* Aim of the task: Search the entries below for the word "Manosphere" and copy each line that has it.

* Records for the exercise:
Segment Open

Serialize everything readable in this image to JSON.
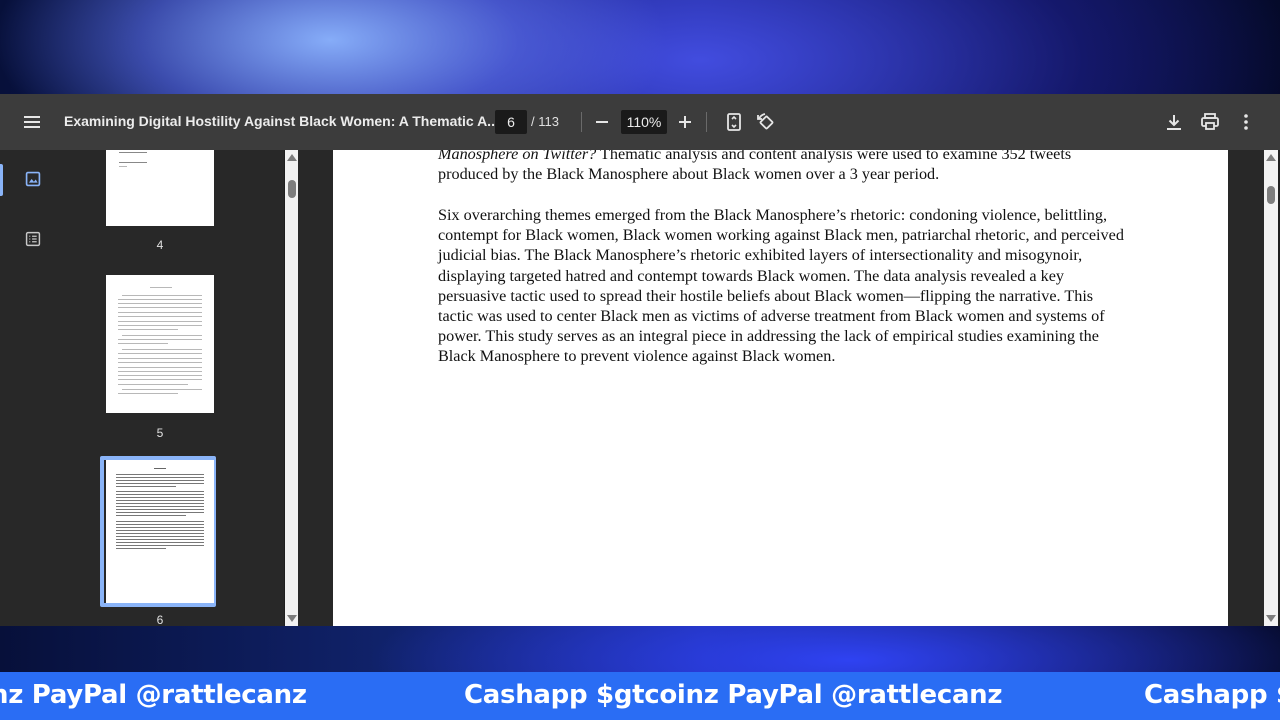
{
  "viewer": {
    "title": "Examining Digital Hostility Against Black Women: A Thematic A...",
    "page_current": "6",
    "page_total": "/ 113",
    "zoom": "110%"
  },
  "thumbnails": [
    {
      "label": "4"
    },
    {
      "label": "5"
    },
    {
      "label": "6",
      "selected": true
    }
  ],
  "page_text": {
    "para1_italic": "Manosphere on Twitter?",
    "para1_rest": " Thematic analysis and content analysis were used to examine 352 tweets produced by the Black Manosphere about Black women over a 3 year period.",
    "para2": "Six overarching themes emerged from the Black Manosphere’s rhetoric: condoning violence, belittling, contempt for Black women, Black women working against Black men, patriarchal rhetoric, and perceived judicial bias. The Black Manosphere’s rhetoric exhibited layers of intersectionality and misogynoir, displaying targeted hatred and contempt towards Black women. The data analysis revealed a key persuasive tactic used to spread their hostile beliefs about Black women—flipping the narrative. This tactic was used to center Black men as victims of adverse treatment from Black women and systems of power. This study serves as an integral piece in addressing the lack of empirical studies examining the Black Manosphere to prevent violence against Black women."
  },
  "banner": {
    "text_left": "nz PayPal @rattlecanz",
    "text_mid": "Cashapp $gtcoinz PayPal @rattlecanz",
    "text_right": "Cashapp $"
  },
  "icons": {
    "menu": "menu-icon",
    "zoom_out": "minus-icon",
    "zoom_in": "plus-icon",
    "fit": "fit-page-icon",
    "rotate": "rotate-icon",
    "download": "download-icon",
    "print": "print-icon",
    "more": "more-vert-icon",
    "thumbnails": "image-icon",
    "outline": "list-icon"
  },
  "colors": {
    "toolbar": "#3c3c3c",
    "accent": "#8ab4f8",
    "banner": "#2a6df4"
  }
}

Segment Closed

* Reply to the exercise:
    "para1_italic": "Manosphere on Twitter?",
    "para1_rest": " Thematic analysis and content analysis were used to examine 352 tweets produced by the Black Manosphere about Black women over a 3 year period.",
    "para2": "Six overarching themes emerged from the Black Manosphere’s rhetoric: condoning violence, belittling, contempt for Black women, Black women working against Black men, patriarchal rhetoric, and perceived judicial bias. The Black Manosphere’s rhetoric exhibited layers of intersectionality and misogynoir, displaying targeted hatred and contempt towards Black women. The data analysis revealed a key persuasive tactic used to spread their hostile beliefs about Black women—flipping the narrative. This tactic was used to center Black men as victims of adverse treatment from Black women and systems of power. This study serves as an integral piece in addressing the lack of empirical studies examining the Black Manosphere to prevent violence against Black women."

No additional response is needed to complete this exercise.